most. He retired from Climax after 30 years of service.
Following his retirement from mining, Harelson started his
own engineering consulting business. As part of this
business, he worked as an inspector for the Colorado
Tramway Board making sure ski lifts were safe.
In addition to work, community service was also an
important part of his life. For many years, he was one of a
group of men who regularly made the trek up Mosquito Pass
to construct and maintain the translator facilities that
provided “over the air” television and FM radio service to the
people of Lake County. Most recently, Harelson was the
chairman of the board for the Leadville Sanitation District.
Harelson loved the outdoors and took full advantage of the

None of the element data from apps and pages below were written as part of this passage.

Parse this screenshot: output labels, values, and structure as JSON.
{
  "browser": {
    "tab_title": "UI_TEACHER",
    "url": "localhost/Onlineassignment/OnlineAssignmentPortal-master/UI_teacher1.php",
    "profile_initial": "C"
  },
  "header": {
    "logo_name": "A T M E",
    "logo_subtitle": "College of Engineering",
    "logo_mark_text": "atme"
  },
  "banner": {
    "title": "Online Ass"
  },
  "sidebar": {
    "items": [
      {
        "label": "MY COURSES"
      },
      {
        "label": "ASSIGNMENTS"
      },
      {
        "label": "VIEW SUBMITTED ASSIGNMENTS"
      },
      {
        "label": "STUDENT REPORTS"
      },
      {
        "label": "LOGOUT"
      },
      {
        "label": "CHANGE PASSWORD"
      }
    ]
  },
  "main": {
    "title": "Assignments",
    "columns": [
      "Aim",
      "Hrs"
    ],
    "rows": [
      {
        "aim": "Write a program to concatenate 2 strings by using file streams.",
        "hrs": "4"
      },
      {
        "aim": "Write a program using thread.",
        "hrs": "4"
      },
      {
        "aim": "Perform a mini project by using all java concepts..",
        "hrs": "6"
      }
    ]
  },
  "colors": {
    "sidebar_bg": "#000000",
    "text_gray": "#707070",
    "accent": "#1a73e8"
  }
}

beauty and recreation the mountains offered. He spent much
of his free time throughout his life skiing, fishing, mountain
climbing and camping throughout Colorado. His greatest joy
was spending time with his wife, children and grandchildren,
more often than not outdoors.
As his family proudly recalls, Harelson could build or fix
anything. He was an accomplished amateur radio builder and
operator – an avocation he discovered as a boy. He held the
“amateur extra” class of license for more than 40 years.
Always ready to introduce young people to this hobby,
Harelson proctored the licensing exams conducted at the
junior high school ham radio class.
The Harelsons loved to travel. He was an excellent planner
and organizer of their many trips. Harelson had wonderful
language skills and was able to easily communicate while in
foreign countries. He always prepared a fun and flexible
In recent years, Harelson discovered the joys of cooking. His
longtime specialty was fried chicken, but the extra time
afforded by his retirement allowed him to widely expand his
Harelson was a “renaissance man,” a lifelong student who
enjoyed learning and the arts just for the sake of challenging
and expanding his mind. He read several hours every day,
studied and used new technologies. He listened to operas
and classical music and could recite bluegrass and pop lyrics.
His dry, ironic sense of humor would often cause him to
chuckle at the mundane
Harelson was a registered professional engineer, and a 50-
year member of the American Institute of Mining,
Metallurgical and Petroleum Engineers. He was also a
member of the National Geographic Society.
Harelson was an excellent man. He shared many gifts with
his wife and children. By his encouragement, support,
honesty and respect, he showed how he loved them all. He
adored and cherished his wife; they worked as a team to
build an outstanding life for their family.
Harelson was preceded in death by his parents; daughter
Ann, who died in 1957 at 16 months; and sister, Elizabeth
He is survived by his wife Dorothy, Leadville; his sons David
Harelson, Charlton City, Mass.; Daniel (Laurie) Harelson,
Pocatello, Idaho; Stephen (Jan LeCocq) Harelson, Lakewood;
Thomas (Kristy) Harelson, Loveland; and Timothy Harelson,
Leadville; and daughters Jane (Kris Husted) Harelson,
Leadville; and Susan (Jeff Stahla) Harelson, Loveland; sister,
Katie (Robert) Shaw, Lexington, Ky., and eight grandchildren:
Andrew, Lindsey, Nina, Guang Guang, Emma, Henry, Kate and Will.
Memorial services are planned for Saturday, March 27, at 11
a.m. at the National Mining Hall of Fame and Museum.
Those who desire may make memorial contributions to the
National Mining Hall of Fame and Museum.